From: Charles Schultz <>
Date: Thu, 23 Apr 2009 15:54:11 -0500
Message-ID: <>

After talking with some folks, it sounds like this functionality is not even available at present, so there are no such tools that can take advantage of it.
Which got me to thinking. Hypothetically, how would this work? We know Oracle builds a query plan for the purposes of being executed in a particular fashion. Would it be a "trivial" matter of adding a stop check flag (ie, breakpoint) to the existing code? I am thinking it would have to be more complex than that, since the execution code must be optimized to run extremely fast, and having a check for each operation could potentially be expensive.

I looked through Julian Dyke's most excellent "Internals" papers, but did not find any detailed information about query execution internals. Has anyone published anything along those lines?

I blame Jonathan Lewis for getting me started down this track. *grin* His copious contributions to the field, and the CBO in particular, are well thought-out and extremely helpful, and his personality of always looking for the truth is infectious.

On Sat, Apr 18, 2009 at 21:55, Charles Schultz <> wrote:

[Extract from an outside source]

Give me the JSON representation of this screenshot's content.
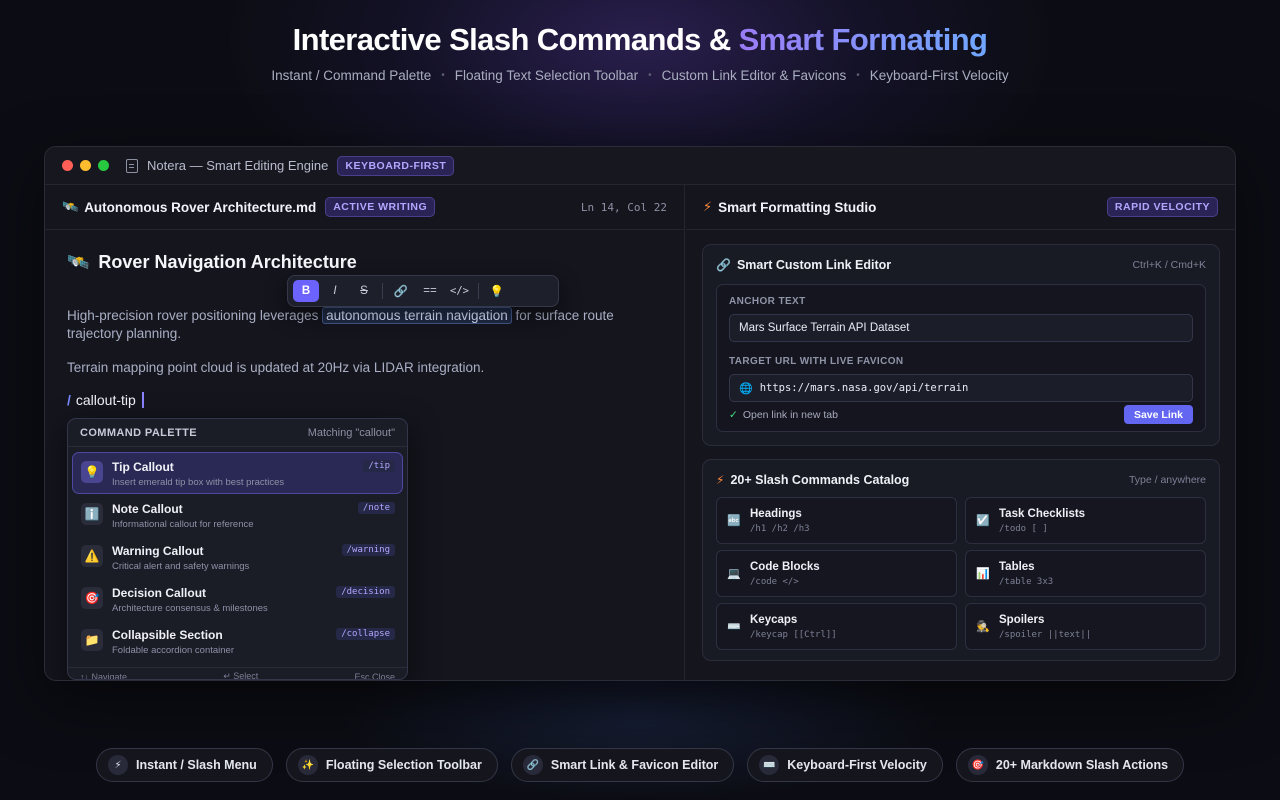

> Good day, list,
> When I was taking a C++ class in college, for a short time we had access to
> a really powerful X debugger (running on HPUX) that not only allowed one to
> step through code but depicted the state of any watched objects (variables,
> pointers, classes, etc) as a linked box with all relevant details
> (addresses, values, members, etc). I really miss that tool.
> Is there anything related for stepping through SQL? *Not *PL/SQL, mind
> you. I am looking for a tool that can show me, graphically, how access
> predicates get rowids out of an index, which are then passed up to a table
> access with a filter predicate, then passed into a nested loop operation as
> a driving rowsource which dictates the rows wanted from the 2nd child
> operation. I want to see data; which rows were gotten and why, one row at a
> time. I am sure we have all see powerpoint slides that show us this detail
> one painful click at a time, but what about a run-time tool? Direct memory
> attach programs come to mind, but they usually do not cater to the same
> audience for some strange reason (*grin*). The audiences I have in mind are
> in classroom settings, teaching Jr. DBAs and developers; I doubt any
> experienced DBA would admit to wanting something like this. But I do. =)
> PS - I did look around on google, but the hits were not promising. I was
> not able to find much information about Visual SQL 4.2 (seems old), nor the
> MS Visual Studio series - nothing in my quick driveby on the information
> superhighway really satisfied me.
> --
> Charles Schultz

Charles Schultz
Sent from Champaign, Illinois, United States

Received on Thu Apr 23 2009 - 15:54:11 CDT

Original text of this message